— What to produce —
Below are the records; copy out every line that holds the word "legend".

START Task input

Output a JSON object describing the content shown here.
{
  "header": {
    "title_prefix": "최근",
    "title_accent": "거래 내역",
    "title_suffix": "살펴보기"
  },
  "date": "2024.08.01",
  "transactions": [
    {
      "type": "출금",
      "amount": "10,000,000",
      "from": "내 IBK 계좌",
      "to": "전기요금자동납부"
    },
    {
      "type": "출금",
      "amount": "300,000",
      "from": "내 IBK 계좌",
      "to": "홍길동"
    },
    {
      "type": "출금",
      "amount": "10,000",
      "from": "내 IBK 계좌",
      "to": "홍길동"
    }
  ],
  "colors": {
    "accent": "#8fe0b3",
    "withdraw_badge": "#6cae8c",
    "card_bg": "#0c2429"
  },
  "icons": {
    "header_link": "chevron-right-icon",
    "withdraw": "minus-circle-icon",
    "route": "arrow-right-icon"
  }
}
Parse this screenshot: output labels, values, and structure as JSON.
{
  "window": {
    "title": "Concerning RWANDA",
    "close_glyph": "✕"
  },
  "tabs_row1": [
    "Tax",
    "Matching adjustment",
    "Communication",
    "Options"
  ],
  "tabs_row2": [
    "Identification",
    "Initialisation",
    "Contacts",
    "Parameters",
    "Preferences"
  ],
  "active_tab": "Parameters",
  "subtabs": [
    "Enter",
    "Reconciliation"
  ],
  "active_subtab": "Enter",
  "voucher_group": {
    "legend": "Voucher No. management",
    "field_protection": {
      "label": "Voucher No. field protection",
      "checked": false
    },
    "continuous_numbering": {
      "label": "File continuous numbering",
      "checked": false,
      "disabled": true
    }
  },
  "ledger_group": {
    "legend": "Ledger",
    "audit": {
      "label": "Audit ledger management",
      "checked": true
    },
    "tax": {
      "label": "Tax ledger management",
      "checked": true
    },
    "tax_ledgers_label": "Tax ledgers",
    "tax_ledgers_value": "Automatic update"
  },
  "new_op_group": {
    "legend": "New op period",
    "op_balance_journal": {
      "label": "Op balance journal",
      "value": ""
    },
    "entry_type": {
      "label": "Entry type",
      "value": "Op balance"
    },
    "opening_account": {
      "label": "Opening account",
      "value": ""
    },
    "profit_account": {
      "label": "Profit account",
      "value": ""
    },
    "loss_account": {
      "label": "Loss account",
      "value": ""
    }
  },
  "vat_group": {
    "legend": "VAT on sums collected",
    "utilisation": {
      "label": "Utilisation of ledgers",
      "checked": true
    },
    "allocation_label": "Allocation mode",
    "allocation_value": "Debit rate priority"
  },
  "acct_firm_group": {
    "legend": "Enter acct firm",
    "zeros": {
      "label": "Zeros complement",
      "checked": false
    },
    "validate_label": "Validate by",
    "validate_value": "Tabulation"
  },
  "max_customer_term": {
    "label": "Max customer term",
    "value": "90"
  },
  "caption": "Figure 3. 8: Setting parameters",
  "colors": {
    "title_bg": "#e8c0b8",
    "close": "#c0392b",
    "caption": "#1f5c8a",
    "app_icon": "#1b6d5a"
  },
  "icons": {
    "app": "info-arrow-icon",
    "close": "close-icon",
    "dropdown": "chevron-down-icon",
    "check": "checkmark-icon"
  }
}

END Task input

— Task response —
    "legend": "Voucher No. management",
    "legend": "Ledger",
    "legend": "New op period",
    "legend": "VAT on sums collected",
    "legend": "Enter acct firm",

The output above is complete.